My Top Tips for Staying Healthy While Traveling: Stress Management On The Road

travel stress

Because you don't have room for stress in your carry-on..

Generally we travel to relax, escape, adventure, experience and learn. Although we hope to unload a wheelbarrow of stress, unforeseen circumstances, language barriers, unfamiliar territory, lost belongings and surprise cleanses can add a dose of stress that we don't anticipate.  Jet-lag and dehydration can make stress even more difficult to endure.  Over my last 4-months of travel in Southeast Asia I lost two debit cards (one on my own accord and one taken hostage by an ATM), I suffered a terrible toe infection from a piece of coral in Koh Samui, I was nearly taken out by a motorbike while crossing the street on a daily basis during my month long stint in Vietnam, I watched helplessly as two friends endured (thankfully) minor motorbike accidents on separate occasions, I sprinted through the airport in Cambodia barely catching a flight to Thailand with the rest of my Remote Year group and I adjusted to a new culture and geographic location on a monthly basis.  I've learned a lot in these last 4 months like how to expertly pack a carry-on and dance my way through an endless sea of motorbikes.  I've also become pretty adept at managing travel-related stress.  Like any healthy habit, it's an exercise in self-care.  

When your baggage is too heavy..

When left unchecked (no pun intended), stress can have lots of negative consequences. Here are a few reasons it's important to check yo' self before you wreck yo' self.  

Common effects of stress on your body

  • Headache
  • Muscle tension or pain 
  • Chest pain 
  • Fatigue
  • Change in sex drive 
  • Stomach upset 
  • Sleep problems 
  • High blood pressure

Common effects of stress on your mood

  • Anxiety
  • Restlessness
  • Lack of motivation or focus 
  • Feeling overwhelmed 
  • Irritability or anger 
  • Sadness or depression 

Common effects of stress on your behavior

  • Overeating or undereating 
  • Angry outbursts 
  • Drug or alcohol abuse 
  • Tobacco use 
  • Social withdrawal
Sunrise Rooftop Meditation in Cambodia.  Photo by: Kathrin Peters
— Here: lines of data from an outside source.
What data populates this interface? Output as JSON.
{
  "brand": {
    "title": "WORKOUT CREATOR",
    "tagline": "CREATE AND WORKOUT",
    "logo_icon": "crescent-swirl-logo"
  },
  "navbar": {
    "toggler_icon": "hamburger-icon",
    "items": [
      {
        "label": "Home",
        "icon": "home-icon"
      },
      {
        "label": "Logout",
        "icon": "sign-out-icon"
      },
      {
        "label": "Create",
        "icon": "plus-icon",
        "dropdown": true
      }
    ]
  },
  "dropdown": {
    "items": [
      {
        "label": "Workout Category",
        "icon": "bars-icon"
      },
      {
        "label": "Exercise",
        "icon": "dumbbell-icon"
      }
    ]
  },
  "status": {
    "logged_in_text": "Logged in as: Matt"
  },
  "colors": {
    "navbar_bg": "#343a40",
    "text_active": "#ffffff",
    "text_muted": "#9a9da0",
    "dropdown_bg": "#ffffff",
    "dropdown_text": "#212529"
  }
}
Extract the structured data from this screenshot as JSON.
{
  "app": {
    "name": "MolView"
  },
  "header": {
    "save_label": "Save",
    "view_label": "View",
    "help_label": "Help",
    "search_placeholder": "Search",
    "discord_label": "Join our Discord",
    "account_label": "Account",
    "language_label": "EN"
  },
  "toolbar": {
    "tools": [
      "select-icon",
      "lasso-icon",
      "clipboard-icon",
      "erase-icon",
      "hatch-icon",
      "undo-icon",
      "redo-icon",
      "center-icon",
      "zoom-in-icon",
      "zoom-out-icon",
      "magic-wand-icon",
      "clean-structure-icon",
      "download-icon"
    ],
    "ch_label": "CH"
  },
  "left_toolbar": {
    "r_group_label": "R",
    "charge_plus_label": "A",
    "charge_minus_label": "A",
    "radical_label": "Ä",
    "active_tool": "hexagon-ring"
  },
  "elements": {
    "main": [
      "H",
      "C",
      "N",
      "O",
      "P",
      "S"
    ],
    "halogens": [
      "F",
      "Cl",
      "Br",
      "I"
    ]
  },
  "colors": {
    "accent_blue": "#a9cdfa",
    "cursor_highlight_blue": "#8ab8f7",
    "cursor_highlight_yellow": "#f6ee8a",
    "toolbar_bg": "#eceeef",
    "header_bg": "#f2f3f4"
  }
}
Sunrise Rooftop Meditation in Cambodia.  Photo by: Kathrin Peters

Unload some baggage...

These all sound like terrible travel companions, am I right?  So what can you do on the road to drop the unwanted stress baggage?

  1. Focus on nutritional (nomadic) nourishment.  Believe it or not, what we eat directly contributes to our levels of stress.  Limit common stress inducers including caffeine, spicy food, soda (diet included) and candy, processed food, alcohol, and french fries. Increase intake of magnesium rich cortisol-busting foods that calm the nervous system such as spinach, pumpkin seeds, almonds, black beans. avocados, figs and bananas. 
  2. Sweat it out.  Exercise is one of the best ways to reduce stress. Strive for a minimum goal of 150-minutes of moderate intensity activity per week. 
  3. Sleep it off.  Inadequate sleep raises cortisol levels and reduces our ability to manage stress. 
  4. Pack a travel size essential oil. Aromatherapy with a travel size essential oil is a great way to soothe your nervous system.  Lavendar, Bergamot, Rose, Chamomile, and Vetiver are all particularly useful for stress.  Dab a few drops on your wrists or behind your ears to start de-stressing in no time.
  5. Massage it out. Massage can be a really affordable stress busting option in certain parts of the world.  I've been taking advantage of great massage spots in SE Asia ranging from $5-30 USD for 60-90 minute sessions.
  6. Meditate or breathe it out.  Meditation and deep breathing exercises can be performed anywhere for any length of time, which means this is probably the most accessible and quickest way to combat travel related stress.  If you have trouble meditating on your own, find a local temple with meditation services, head to the rooftop or pool at sunrise for some ambient motivation or use an app such as Headspace, Insight Timer or Calm.
  7. Turn to Mother Earth. Sitting in a park, going on a hike or interacting with nature in any other way provides me with immediate calm. 
Giant stress relief courtesy of Mother Nature.  Photo courtesy of Jay Harrison. 

Giant stress relief courtesy of Mother Nature.  Photo courtesy of Jay Harrison